Direct and Indirect Communicative Styles. A Study in Sociopragmatics and Intercultural Communication. Based on 41 Interview Discourses with Norwegian and Japanese Business Executives.
Initial project description:
According to many theories within the field of intercultural communication (Hall 1976, Hui & Triandis 1986, Rosch & Segler 1987, Hofstede 1980/2001, Trompenaars & Hampden-Turner 2001), Norwegian (Scandinavian) and Japanese communication are diametrically opposite. Norwegians are prominently “direct” low context communicators, whereas the Japanese are typically “indirect” high context communicators. Based on this assumption, one might assume that it is especially difficult for Norwegians and Japanese to communicate. What experiences do Japanese and Norwegians business colleagues have? Are Japanese and Norwegians perceived as opposites? Interviews among 20 Norwegian and 20 Japanese business leaders in Japan are expected to provide some useful insights into these questions.
Although the field of Intercultural Communication was founded as a result of a collaboration between linguists and anthropologists (Hall 1959), terms frequently used in the field to explain cultural differences such as “direct” and “indirect” seem often to be used without a linguistic theory at its base. The interviews are to be analyzed with a view manifestation of directness and indirectness from a linguistic perspective.
A third research question is the question of acculturation.

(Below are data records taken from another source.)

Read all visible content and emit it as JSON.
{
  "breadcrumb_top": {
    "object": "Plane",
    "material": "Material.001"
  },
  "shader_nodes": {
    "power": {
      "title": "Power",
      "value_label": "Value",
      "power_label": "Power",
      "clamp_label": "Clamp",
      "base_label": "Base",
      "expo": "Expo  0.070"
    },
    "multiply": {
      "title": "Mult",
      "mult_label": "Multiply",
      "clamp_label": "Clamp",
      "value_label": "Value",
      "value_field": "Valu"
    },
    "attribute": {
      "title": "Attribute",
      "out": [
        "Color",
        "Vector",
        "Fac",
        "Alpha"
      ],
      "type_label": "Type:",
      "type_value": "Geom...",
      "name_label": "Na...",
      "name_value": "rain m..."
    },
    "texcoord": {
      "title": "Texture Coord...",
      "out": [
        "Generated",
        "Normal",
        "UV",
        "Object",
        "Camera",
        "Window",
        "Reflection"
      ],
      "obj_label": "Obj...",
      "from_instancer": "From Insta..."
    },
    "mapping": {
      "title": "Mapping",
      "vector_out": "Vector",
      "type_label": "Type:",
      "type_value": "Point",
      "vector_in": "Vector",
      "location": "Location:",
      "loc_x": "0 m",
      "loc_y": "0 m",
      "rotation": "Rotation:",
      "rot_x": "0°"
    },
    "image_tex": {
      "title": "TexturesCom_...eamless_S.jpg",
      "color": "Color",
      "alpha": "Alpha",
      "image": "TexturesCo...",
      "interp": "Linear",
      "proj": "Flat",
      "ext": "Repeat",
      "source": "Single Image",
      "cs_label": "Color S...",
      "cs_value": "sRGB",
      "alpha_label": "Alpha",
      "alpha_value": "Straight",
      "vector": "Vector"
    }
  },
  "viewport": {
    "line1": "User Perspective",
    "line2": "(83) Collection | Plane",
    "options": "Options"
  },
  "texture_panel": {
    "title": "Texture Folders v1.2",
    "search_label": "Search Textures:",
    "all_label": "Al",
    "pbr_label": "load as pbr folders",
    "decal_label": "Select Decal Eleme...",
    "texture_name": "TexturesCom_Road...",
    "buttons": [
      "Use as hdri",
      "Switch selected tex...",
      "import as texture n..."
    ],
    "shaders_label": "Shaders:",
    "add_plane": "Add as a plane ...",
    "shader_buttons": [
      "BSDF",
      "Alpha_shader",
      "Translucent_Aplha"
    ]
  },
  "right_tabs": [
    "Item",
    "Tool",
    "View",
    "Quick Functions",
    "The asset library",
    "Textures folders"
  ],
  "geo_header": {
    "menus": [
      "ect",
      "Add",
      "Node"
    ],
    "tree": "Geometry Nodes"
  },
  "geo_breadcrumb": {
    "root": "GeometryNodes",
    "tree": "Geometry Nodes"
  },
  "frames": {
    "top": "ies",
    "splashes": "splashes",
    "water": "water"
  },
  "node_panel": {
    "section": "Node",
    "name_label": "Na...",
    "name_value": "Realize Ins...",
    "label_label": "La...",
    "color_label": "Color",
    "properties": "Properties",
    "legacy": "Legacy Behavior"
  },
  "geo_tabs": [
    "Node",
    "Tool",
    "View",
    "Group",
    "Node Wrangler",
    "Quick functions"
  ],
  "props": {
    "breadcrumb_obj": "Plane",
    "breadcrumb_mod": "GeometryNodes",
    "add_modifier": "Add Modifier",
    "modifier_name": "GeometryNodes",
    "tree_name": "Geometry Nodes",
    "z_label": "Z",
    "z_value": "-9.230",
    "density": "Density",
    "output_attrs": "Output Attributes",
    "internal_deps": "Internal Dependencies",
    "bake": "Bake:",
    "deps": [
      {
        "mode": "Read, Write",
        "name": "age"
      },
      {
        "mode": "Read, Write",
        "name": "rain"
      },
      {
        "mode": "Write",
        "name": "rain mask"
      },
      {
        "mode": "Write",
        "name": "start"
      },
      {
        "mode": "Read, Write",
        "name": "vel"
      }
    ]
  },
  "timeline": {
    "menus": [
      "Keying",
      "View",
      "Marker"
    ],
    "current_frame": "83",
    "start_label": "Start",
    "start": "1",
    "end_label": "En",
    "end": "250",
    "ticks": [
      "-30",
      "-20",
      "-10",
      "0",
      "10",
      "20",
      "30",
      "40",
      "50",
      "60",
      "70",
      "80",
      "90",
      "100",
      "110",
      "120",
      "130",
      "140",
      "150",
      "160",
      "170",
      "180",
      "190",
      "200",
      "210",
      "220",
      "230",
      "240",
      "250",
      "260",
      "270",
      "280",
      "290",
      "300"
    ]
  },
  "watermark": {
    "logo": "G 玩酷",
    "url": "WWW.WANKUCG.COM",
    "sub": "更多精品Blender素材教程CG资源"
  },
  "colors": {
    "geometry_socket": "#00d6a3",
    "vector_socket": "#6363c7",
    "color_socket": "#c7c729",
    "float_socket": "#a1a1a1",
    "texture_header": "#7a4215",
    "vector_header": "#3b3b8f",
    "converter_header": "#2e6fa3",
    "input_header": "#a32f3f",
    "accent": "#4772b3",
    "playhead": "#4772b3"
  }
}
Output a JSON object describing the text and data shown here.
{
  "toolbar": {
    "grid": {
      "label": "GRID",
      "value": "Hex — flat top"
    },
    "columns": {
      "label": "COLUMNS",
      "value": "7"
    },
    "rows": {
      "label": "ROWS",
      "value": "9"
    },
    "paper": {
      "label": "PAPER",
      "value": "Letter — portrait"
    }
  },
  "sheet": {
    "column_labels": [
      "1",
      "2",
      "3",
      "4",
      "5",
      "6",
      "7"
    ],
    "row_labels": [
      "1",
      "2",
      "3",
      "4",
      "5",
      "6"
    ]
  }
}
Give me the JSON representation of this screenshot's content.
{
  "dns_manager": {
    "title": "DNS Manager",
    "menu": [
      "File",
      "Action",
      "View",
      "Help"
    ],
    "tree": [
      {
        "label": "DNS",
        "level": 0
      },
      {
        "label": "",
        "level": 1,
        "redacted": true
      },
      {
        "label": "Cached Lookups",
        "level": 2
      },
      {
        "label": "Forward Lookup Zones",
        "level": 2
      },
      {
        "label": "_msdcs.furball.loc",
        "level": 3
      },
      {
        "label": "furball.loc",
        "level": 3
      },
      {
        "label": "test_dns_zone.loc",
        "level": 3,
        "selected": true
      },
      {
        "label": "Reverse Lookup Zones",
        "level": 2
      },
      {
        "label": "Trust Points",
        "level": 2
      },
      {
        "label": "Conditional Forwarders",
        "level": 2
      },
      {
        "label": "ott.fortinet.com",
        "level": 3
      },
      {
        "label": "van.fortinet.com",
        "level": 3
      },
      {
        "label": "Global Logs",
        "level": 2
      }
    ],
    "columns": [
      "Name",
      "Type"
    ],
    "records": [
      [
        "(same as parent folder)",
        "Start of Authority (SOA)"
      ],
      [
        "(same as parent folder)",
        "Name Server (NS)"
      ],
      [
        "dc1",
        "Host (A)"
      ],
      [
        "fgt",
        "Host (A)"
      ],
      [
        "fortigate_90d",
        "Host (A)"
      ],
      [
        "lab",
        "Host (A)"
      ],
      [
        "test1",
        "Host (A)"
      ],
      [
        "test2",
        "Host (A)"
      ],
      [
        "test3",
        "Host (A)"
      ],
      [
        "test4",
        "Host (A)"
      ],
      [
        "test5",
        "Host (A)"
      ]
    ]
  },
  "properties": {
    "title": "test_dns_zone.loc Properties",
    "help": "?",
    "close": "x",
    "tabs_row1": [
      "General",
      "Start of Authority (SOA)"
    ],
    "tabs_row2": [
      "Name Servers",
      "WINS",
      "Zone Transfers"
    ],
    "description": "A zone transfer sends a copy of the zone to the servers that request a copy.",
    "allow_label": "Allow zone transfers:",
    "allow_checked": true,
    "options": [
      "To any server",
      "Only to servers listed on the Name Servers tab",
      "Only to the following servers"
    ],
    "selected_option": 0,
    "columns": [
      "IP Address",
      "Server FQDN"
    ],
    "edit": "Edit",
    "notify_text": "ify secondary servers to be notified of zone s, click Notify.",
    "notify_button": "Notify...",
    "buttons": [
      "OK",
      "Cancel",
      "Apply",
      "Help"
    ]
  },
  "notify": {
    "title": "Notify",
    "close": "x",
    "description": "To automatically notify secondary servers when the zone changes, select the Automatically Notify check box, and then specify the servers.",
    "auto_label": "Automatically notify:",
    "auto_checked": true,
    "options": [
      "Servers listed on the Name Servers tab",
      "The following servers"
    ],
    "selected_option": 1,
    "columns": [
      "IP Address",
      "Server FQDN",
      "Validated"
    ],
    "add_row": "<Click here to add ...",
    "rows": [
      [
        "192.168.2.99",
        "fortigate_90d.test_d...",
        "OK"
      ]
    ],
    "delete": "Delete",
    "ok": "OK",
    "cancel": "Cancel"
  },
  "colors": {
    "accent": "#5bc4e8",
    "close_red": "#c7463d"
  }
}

Do Japanese and Norwegian business leaders stay opposites or are there any tendencies of change as a result of working together over time?
My project is within the fields of pragmatics, discourse analysis and intercultural communication. The last research question will also have to draw on knowledge from Anthropology.
Rygg successfully defended her thesis on 1 June 2012.